How is sick sinus syndrome diagnosed?
A slow pulse, especially one that is irregular, may be the first indication of sick sinus syndrome. Electrocardiography (ECGs) is a commonly used method of detecting sick sinus syndrome. ECG monitoring for 24 hours is most useful, since with this syndrome, heart rate may alternate between slow and fast, and the determination of this fact can help differentiate sick sinus
syndrome from other arrhythmias.
Diagnosis of sick sinus syndrome begins with a history and physical exam. A heart tracing, called an electrocardiogram or ECG, can confirm the diagnosis. This test records the electrical activity in the heart, which is abnormal when symptoms occur.
Because symptoms come and go, a Holter monitor is often used to track the electrical activity of the heart over a longer period of time. This monitor can be worn for 24 hours or more, so that a heart tracing can be obtained during symptoms. If the abnormal electrical activity of sick sinus syndrome is seen on the heart tracing when symptoms occur, the diagnosis can be made.
Electrocardiograms (ECGs or EKGs) provide a record of the heart's electrical activity. This simple test records any abnormal findings in the heart's electrical impulses. Electrodes are placed on the arms and chest to monitor electrical activity, which is recorded on graph paper. Information can be obtained during rest or exercise. Sometimes a 24-hour ECG (Holter monitor) is used to show a change in rhythm over time while you go about daily activities.

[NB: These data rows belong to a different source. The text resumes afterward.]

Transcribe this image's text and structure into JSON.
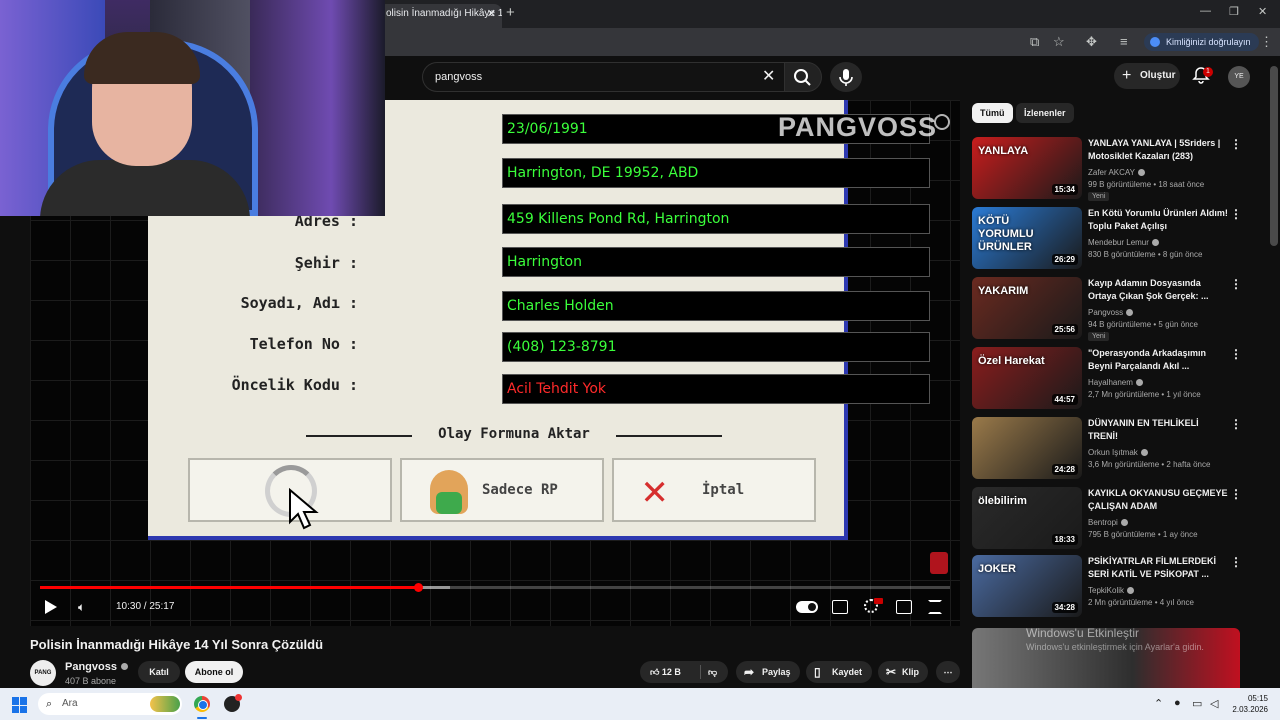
{
  "browser": {
    "tab_title": "olisin İnanmadığı Hikâye 1",
    "id_pill": "Kimliğinizi doğrulayın"
  },
  "header": {
    "search_value": "pangvoss",
    "create_label": "Oluştur",
    "notif_count": "1",
    "avatar_initials": "YE"
  },
  "player": {
    "watermark": "PANGVOSS",
    "form": {
      "partial_values": [
        "23/06/1991",
        "Harrington, DE 19952, ABD"
      ],
      "fields": [
        {
          "label": "Adres :",
          "value": "459 Killens Pond Rd, Harrington"
        },
        {
          "label": "Şehir :",
          "value": "Harrington"
        },
        {
          "label": "Soyadı, Adı :",
          "value": "Charles Holden"
        },
        {
          "label": "Telefon No :",
          "value": "(408) 123-8791"
        },
        {
          "label": "Öncelik Kodu :",
          "value": "Acil Tehdit Yok"
        }
      ],
      "section": "Olay Formuna Aktar",
      "button_rp": "Sadece RP",
      "button_cancel": "İptal"
    },
    "time": "10:30 / 25:17",
    "progress_fraction": 0.4152,
    "buffer_fraction": 0.45
  },
  "video": {
    "title": "Polisin İnanmadığı Hikâye 14 Yıl Sonra Çözüldü",
    "channel": "Pangvoss",
    "channel_logo": "PANG VOSS",
    "subs": "407 B abone",
    "join": "Katıl",
    "subscribe": "Abone ol",
    "likes": "12 B",
    "share": "Paylaş",
    "save": "Kaydet",
    "clip": "Klip"
  },
  "sidebar": {
    "chips": [
      "Tümü",
      "İzlenenler"
    ],
    "videos": [
      {
        "title": "YANLAYA YANLAYA | 5Sriders | Motosiklet Kazaları (283)",
        "channel": "Zafer AKCAY",
        "meta": "99 B görüntüleme • 18 saat önce",
        "duration": "15:34",
        "badge": "Yeni",
        "thumb_text": "YANLAYA",
        "thumb_color": "#c81d1d"
      },
      {
        "title": "En Kötü Yorumlu Ürünleri Aldım! Toplu Paket Açılışı",
        "channel": "Mendebur Lemur",
        "meta": "830 B görüntüleme • 8 gün önce",
        "duration": "26:29",
        "badge": "",
        "thumb_text": "KÖTÜ YORUMLU ÜRÜNLER",
        "thumb_color": "#2a7bd6"
      },
      {
        "title": "Kayıp Adamın Dosyasında Ortaya Çıkan Şok Gerçek: ...",
        "channel": "Pangvoss",
        "meta": "94 B görüntüleme • 5 gün önce",
        "duration": "25:56",
        "badge": "Yeni",
        "thumb_text": "YAKARIM",
        "thumb_color": "#6b2a20"
      },
      {
        "title": "\"Operasyonda Arkadaşımın Beyni Parçalandı Akıl ...",
        "channel": "Hayalhanem",
        "meta": "2,7 Mn görüntüleme • 1 yıl önce",
        "duration": "44:57",
        "badge": "",
        "thumb_text": "Özel Harekat",
        "thumb_color": "#8a1d1d"
      },
      {
        "title": "DÜNYANIN EN TEHLİKELİ TRENİ!",
        "channel": "Orkun Işıtmak",
        "meta": "3,6 Mn görüntüleme • 2 hafta önce",
        "duration": "24:28",
        "badge": "",
        "thumb_text": "",
        "thumb_color": "#9a7a4a"
      },
      {
        "title": "KAYIKLA OKYANUSU GEÇMEYE ÇALIŞAN ADAM",
        "channel": "Bentropi",
        "meta": "795 B görüntüleme • 1 ay önce",
        "duration": "18:33",
        "badge": "",
        "thumb_text": "ölebilirim",
        "thumb_color": "#2a2a2a"
      },
      {
        "title": "PSİKİYATRLAR FİLMLERDEKİ SERİ KATİL VE PSİKOPAT ...",
        "channel": "TepkiKolik",
        "meta": "2 Mn görüntüleme • 4 yıl önce",
        "duration": "34:28",
        "badge": "",
        "thumb_text": "JOKER",
        "thumb_color": "#4a6aa0"
      }
    ],
    "watermark1": "Windows'u Etkinleştir",
    "watermark2": "Windows'u etkinleştirmek için Ayarlar'a gidin."
  },
  "taskbar": {
    "search": "Ara",
    "time": "05:15",
    "date": "2.03.2026"
  },
  "icons": {
    "play": "play-icon",
    "volume": "volume-icon",
    "settings": "gear-icon",
    "fullscreen": "fullscreen-icon",
    "search": "search-icon",
    "mic": "mic-icon",
    "bell": "bell-icon",
    "like": "thumbs-up-icon",
    "share": "share-icon",
    "save": "bookmark-icon",
    "clip": "scissors-icon"
  }
}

Echocardiograms (ECHOs) may be ordered if your doctor suspects a problem with the heart muscle or one of the valves that channel blood through the heart. During an ECHO, sound waves are bounced off the heart, and the returning signals are converted into a moving image on a video screen.